2. A surgical procedure used to correct muscle paralysis. In this procedure, adjacent muscles are transferred (transposed) to the paralysed muscle, allowing for partial movement in the field of action of the paretic muscle. There are various procedures: one in which parts of the recti muscles are sutured together (the superior and inferior recti are disinserted and joined to the lateral rectus) to correct lateral rectus palsy and improve abduction (Hummelsheim's procedure or

trans·po·si·tion

(trans'pŏ-zish'ŭn)
1. Misplacement of teeth from normal sequence in the arch.
2. Removal from one place to another; metathesis.
3. Condition of being in wrong place or on wrong side of the body.

transposition

displacement to the opposite side; in genetics, the nonreciprocal insertion of material deleted from one chromosome into another, nonhomologous chromosome.
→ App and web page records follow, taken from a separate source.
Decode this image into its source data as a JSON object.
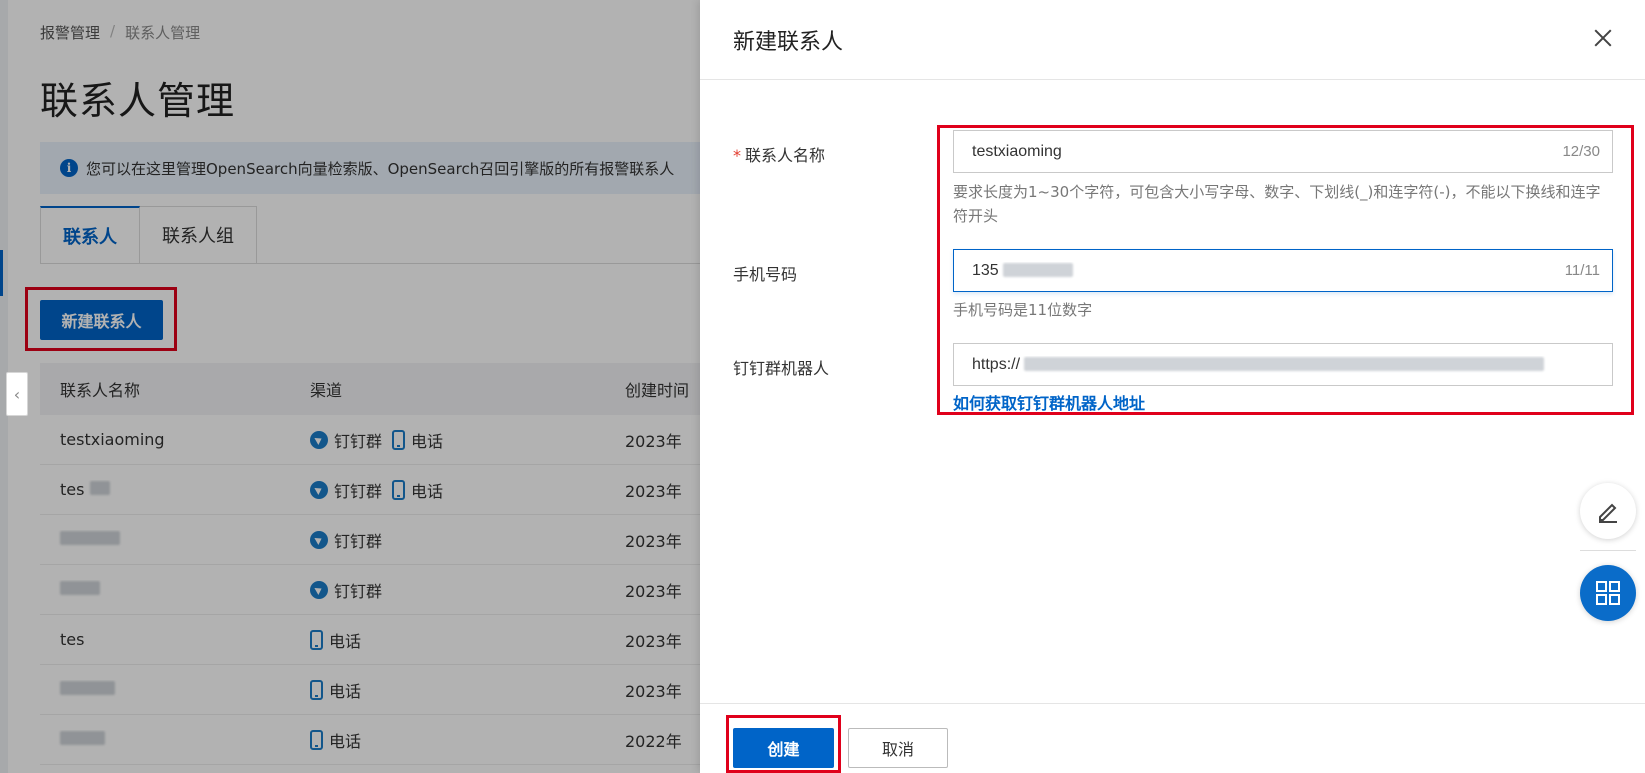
{
  "background": {
    "breadcrumb": [
      "报警管理",
      "联系人管理"
    ],
    "breadcrumb_sep": "/",
    "page_title": "联系人管理",
    "notice_text": "您可以在这里管理OpenSearch向量检索版、OpenSearch召回引擎版的所有报警联系人",
    "notice_icon": "info-icon",
    "tabs": [
      "联系人",
      "联系人组"
    ],
    "new_contact_button": "新建联系人",
    "table": {
      "headers": [
        "联系人名称",
        "渠道",
        "创建时间"
      ],
      "rows": [
        {
          "name": "testxiaoming",
          "channels": [
            "钉钉群",
            "电话"
          ],
          "created": "2023年"
        },
        {
          "name": "tes",
          "channels": [
            "钉钉群",
            "电话"
          ],
          "created": "2023年"
        },
        {
          "name": "",
          "channels": [
            "钉钉群"
          ],
          "created": "2023年"
        },
        {
          "name": "",
          "channels": [
            "钉钉群"
          ],
          "created": "2023年"
        },
        {
          "name": "tes",
          "channels": [
            "电话"
          ],
          "created": "2023年"
        },
        {
          "name": "",
          "channels": [
            "电话"
          ],
          "created": "2023年"
        },
        {
          "name": "",
          "channels": [
            "电话"
          ],
          "created": "2022年"
        }
      ]
    }
  },
  "drawer": {
    "title": "新建联系人",
    "close_icon": "close-icon",
    "fields": {
      "name": {
        "required_mark": "*",
        "label": "联系人名称",
        "value": "testxiaoming",
        "count": "12/30",
        "help": "要求长度为1~30个字符，可包含大小写字母、数字、下划线(_)和连字符(-)，不能以下换线和连字符开头"
      },
      "phone": {
        "label": "手机号码",
        "value": "135",
        "count": "11/11",
        "help": "手机号码是11位数字"
      },
      "dingtalk": {
        "label": "钉钉群机器人",
        "value": "https://",
        "link": "如何获取钉钉群机器人地址"
      }
    },
    "buttons": {
      "create": "创建",
      "cancel": "取消"
    },
    "float_buttons": [
      "edit-icon",
      "grid-icon"
    ]
  },
  "colors": {
    "primary": "#0064c8",
    "highlight_box": "#e0001b",
    "required": "#e23b2e"
  }
}
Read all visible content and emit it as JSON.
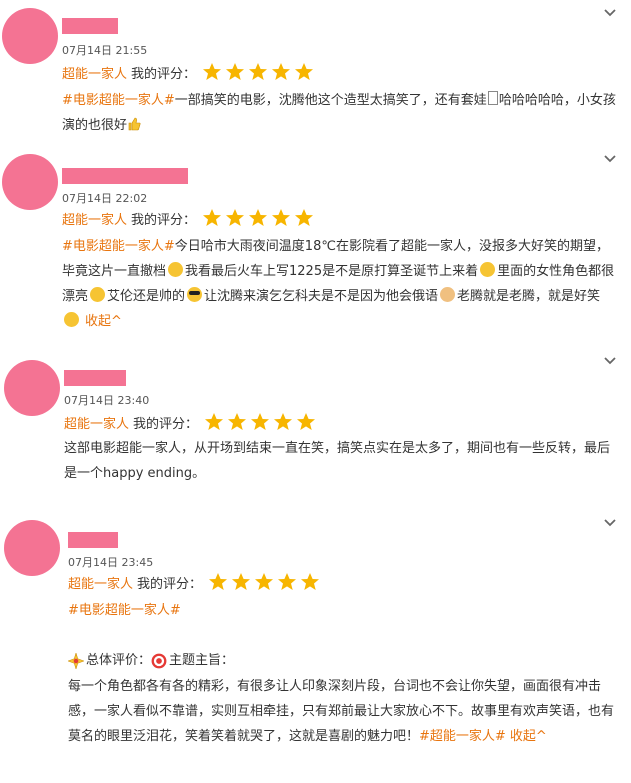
{
  "reviews": [
    {
      "date": "07月14日 21:55",
      "date_suffix": "",
      "movie": "超能一家人",
      "rating_label": "我的评分：",
      "stars": 5,
      "tag": "#电影超能一家人#",
      "text_1": "一部搞笑的电影，沈腾他这个造型太搞笑了，还有套娃",
      "text_2": "哈哈哈哈哈，小女孩演的也很好"
    },
    {
      "date": "07月14日 22:02",
      "date_suffix": "",
      "movie": "超能一家人",
      "rating_label": "我的评分：",
      "stars": 5,
      "tag": "#电影超能一家人#",
      "seg_1": "今日哈市大雨夜间温度18℃在影院看了超能一家人，没报多大好笑的期望，毕竟这片一直撤档",
      "seg_2": "我看最后火车上写1225是不是原打算圣诞节上来着",
      "seg_3": "里面的女性角色都很漂亮",
      "seg_4": "艾伦还是帅的",
      "seg_5": "让沈腾来演乞乞科夫是不是因为他会俄语",
      "seg_6": "老腾就是老腾，就是好笑",
      "collapse": "收起^"
    },
    {
      "date": "07月14日 23:40",
      "date_suffix": "",
      "movie": "超能一家人",
      "rating_label": "我的评分：",
      "stars": 5,
      "text": "这部电影超能一家人，从开场到结束一直在笑，搞笑点实在是太多了，期间也有一些反转，最后是一个happy ending。"
    },
    {
      "date": "07月14日 23:45",
      "date_suffix": "",
      "movie": "超能一家人",
      "rating_label": "我的评分：",
      "stars": 5,
      "tag": "#电影超能一家人#",
      "summary_label": "总体评价：",
      "theme_label": "主题主旨：",
      "text": "每一个角色都各有各的精彩，有很多让人印象深刻片段，台词也不会让你失望，画面很有冲击感，一家人看似不靠谱，实则互相牵挂，只有郑前最让大家放心不下。故事里有欢声笑语，也有莫名的眼里泛泪花，笑着笑着就哭了，这就是喜剧的魅力吧！",
      "tag_end": "#超能一家人#",
      "collapse": "收起^"
    }
  ],
  "colors": {
    "accent": "#e8750f",
    "avatar": "#f47393",
    "star": "#f7b500"
  },
  "icons": {
    "expand": "chevron-down-icon",
    "star": "star-icon"
  }
}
transposition of arterial trunks
see transposition of great vessels (below).
transposition of great vessels
a congenital heart defect, in which the position of the chief blood vessels of the heart is reversed. Called also transposition of arterial trunks.
ulnar styloid transposition
a surgical procedure for correction of growth deformity resulting from premature closure of the distal ulnar physis. The distal tip of the ulna is fused to the distal radial epiphysis.
References in periodicals archive ?
In cases where there is no communication of the national transposition measures, the Commission may propose to the Court to impose financial sanctions.
Users leverage existing Transposition rules or write custom ones according to smart "suggestion" by the machine.
Transposition of SRO 727(I)/2011 to Schedule with 5% rate of sales tax.
The scoreboard can be consulted either by mode of transport (road, rail, waterborne, air) or by one of the categories of single market (access to market, regulation), infrastructure, environmental impact, safety, transposition of EU law, infringements of EU law, innovation and research, and logistics.
Atrial flutter is common in patients with congenital heart disease, especially in patients with transposition of the great arteries who had undergone palliative atrial switch operations.
Birgit Szabo, one of the experimenters from the University of Vienna, said that the majority of the eight birds readily and spontaneously solved Transposition, Rotation and Translocation tasks whereas only two out of eight choose immediately and reliably the correct location in the original Piagetian invisible displacement task in which a smaller cup is visiting two of three bigger screens.
The European Commission announced Thursday the launch of the online Only Single Market Scoreboard, which incorporates comprehensive reports on 13 governance tools including monitoring the correct transposition of EU directives, analysis of infringement proceedings, administrative cooperation networks and various information and problem-solving services.
6] and their presence in leads V1, II, III, and aVF suggested ventricular inversion, an integral feature of congenitally corrected transposition of the great arteries, a diagnosis also brought to mind by the chest radiograph (Figure 2) (1).
Tara was born with transposition of the great artery and had heart surgery at Birmingham Children's Hospital and various operations at the Queen Elizabeth Hospital in Birmingham.
Most Competent Authorities, however, have not yet codified those new importer and distributor requirements into their own playbooks when they transposed Directive 2007/47/EC into their regulations--the United Kingdom's Medicines and Healthcare Products Regulatory Agency (MHRA)'s transposition certainly did not include importers and distributors.